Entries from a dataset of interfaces
━━━━━━━━━━━━━━━━━━━━━━━━━━━━━━

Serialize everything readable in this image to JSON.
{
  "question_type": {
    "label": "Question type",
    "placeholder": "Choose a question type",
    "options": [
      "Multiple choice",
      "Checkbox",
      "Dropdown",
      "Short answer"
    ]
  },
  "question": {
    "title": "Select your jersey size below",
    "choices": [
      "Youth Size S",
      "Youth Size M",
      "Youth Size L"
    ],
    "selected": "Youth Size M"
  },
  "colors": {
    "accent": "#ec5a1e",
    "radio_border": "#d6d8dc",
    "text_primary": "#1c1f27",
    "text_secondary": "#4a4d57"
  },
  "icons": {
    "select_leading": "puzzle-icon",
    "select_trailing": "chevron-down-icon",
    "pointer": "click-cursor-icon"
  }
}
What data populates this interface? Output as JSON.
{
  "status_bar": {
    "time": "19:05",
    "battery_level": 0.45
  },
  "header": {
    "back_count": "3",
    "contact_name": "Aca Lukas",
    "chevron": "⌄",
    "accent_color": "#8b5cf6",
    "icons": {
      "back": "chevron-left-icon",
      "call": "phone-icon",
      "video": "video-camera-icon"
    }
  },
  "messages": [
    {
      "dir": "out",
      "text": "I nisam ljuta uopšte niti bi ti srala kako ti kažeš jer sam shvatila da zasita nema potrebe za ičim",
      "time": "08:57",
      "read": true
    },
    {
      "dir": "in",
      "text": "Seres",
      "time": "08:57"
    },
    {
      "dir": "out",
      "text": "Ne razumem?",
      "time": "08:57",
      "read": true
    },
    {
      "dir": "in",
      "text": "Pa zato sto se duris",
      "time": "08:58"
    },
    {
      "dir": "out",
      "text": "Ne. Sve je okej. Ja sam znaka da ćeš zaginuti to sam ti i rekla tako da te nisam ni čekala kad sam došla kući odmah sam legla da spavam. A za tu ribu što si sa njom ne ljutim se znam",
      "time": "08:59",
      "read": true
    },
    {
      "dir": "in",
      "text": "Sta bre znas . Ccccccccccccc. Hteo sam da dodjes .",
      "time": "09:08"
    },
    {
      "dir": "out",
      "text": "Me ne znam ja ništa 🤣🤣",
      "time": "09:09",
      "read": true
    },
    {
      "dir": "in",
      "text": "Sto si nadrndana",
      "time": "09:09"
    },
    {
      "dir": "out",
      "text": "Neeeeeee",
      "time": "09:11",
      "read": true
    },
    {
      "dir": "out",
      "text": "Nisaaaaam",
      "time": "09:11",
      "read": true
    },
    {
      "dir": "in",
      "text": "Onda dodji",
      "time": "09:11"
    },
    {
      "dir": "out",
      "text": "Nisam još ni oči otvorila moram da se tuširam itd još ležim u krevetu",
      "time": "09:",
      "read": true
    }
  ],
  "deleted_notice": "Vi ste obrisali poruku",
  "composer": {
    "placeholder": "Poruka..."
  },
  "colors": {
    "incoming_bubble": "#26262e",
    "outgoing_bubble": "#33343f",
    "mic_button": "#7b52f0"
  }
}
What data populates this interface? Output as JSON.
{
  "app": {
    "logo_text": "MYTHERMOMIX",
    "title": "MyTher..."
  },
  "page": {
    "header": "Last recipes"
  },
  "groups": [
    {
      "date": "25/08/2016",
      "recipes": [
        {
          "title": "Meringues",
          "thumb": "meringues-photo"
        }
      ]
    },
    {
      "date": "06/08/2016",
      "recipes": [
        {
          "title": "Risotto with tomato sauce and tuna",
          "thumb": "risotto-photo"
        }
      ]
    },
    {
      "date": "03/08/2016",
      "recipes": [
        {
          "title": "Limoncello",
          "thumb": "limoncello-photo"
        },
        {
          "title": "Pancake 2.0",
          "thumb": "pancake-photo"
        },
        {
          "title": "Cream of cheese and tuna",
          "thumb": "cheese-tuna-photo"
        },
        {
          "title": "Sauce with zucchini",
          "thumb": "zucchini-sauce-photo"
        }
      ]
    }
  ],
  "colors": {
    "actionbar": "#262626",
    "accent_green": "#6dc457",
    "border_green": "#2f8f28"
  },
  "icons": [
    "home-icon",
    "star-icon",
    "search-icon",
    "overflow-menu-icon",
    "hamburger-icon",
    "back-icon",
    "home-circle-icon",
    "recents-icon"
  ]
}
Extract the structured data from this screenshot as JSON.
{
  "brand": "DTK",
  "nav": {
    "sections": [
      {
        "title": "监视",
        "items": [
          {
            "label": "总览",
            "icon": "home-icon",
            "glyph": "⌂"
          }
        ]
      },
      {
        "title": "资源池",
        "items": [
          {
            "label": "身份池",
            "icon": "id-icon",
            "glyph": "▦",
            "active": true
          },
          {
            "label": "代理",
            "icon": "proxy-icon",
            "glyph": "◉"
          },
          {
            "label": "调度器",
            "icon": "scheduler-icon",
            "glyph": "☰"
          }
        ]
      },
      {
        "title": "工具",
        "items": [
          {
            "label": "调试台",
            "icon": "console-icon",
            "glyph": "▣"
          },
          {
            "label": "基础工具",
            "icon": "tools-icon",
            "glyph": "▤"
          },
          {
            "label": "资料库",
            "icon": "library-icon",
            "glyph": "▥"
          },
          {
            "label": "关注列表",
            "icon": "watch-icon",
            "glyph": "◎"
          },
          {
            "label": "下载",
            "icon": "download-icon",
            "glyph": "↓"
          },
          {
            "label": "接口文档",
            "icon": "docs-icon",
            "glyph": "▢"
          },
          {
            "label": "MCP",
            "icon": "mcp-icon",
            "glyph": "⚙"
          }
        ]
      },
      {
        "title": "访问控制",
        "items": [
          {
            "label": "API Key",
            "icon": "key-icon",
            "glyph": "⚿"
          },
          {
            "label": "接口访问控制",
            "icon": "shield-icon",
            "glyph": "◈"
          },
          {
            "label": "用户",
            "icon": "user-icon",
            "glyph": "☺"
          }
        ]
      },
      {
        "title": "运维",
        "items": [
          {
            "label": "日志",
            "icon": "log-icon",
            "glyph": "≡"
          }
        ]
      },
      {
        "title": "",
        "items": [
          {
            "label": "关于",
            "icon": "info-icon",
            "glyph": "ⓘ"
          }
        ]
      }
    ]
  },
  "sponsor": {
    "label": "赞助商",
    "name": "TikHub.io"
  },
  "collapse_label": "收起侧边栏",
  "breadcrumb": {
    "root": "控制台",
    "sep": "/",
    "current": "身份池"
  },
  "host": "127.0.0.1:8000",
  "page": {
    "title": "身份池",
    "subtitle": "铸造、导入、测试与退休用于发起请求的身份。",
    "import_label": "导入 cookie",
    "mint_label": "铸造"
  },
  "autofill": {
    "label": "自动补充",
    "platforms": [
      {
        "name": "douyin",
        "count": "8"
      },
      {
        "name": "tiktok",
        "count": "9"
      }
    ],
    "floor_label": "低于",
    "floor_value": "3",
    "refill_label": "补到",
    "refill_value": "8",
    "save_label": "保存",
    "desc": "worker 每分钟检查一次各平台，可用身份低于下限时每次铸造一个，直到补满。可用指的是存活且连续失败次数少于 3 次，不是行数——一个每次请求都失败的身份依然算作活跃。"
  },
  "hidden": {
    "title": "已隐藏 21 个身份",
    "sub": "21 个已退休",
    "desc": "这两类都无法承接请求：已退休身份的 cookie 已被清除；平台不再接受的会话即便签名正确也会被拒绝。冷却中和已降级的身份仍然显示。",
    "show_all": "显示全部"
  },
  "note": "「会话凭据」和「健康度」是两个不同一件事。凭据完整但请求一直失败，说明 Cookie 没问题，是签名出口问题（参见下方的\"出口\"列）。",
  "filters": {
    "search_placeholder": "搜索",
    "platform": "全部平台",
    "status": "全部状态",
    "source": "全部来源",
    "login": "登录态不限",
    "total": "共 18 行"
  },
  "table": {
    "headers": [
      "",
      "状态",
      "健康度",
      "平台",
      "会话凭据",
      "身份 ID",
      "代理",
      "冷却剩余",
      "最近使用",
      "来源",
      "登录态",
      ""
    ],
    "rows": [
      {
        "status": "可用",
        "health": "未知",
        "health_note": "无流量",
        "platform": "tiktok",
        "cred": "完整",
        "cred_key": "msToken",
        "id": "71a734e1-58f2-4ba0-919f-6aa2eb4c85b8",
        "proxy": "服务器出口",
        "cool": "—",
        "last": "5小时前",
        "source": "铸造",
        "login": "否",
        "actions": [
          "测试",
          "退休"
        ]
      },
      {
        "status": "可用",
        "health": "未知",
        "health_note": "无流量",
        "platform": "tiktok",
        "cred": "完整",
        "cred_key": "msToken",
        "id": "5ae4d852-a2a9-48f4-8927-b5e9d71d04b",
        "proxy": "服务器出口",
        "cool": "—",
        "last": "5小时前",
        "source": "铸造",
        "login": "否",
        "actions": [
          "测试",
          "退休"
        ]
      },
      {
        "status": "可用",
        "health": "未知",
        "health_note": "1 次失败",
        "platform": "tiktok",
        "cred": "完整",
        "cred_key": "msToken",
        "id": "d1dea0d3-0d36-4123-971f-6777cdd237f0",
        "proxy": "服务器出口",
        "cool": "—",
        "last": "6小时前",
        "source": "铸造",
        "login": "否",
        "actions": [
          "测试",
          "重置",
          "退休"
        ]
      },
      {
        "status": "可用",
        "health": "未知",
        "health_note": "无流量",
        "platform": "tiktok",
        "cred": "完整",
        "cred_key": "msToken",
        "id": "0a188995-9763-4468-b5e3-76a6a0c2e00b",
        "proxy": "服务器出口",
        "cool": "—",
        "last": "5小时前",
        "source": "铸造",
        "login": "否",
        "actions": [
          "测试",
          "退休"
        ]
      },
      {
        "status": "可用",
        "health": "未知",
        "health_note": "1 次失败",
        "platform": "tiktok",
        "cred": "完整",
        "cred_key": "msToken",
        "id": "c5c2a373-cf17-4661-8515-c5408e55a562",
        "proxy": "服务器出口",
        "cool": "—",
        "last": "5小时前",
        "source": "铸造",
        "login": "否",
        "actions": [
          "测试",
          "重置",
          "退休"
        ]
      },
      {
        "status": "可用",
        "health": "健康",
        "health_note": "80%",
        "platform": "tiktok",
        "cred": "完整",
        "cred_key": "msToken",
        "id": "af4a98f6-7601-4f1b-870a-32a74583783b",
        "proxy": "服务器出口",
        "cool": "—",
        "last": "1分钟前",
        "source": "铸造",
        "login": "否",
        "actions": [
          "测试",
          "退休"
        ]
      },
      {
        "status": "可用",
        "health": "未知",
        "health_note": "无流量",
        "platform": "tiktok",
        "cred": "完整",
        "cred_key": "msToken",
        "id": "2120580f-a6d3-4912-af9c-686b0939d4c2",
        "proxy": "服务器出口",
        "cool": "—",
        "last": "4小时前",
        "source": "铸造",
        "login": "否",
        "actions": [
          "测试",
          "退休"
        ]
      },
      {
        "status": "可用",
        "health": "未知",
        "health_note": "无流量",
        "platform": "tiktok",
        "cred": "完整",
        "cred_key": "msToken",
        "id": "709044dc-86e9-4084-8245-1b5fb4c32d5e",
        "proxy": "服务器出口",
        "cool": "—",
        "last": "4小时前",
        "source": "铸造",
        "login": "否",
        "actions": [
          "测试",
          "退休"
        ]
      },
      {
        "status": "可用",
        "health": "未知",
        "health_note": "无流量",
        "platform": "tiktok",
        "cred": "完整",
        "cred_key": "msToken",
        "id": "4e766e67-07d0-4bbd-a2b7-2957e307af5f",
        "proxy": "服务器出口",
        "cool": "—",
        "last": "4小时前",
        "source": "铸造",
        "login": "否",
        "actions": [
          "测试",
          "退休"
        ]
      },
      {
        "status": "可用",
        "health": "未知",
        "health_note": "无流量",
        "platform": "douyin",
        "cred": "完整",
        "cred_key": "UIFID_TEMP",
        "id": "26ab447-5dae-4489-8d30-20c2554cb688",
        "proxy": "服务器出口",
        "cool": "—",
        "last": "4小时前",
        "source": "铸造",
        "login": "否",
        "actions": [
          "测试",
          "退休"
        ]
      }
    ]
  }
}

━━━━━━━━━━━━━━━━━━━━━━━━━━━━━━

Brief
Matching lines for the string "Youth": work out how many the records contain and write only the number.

Answer section
4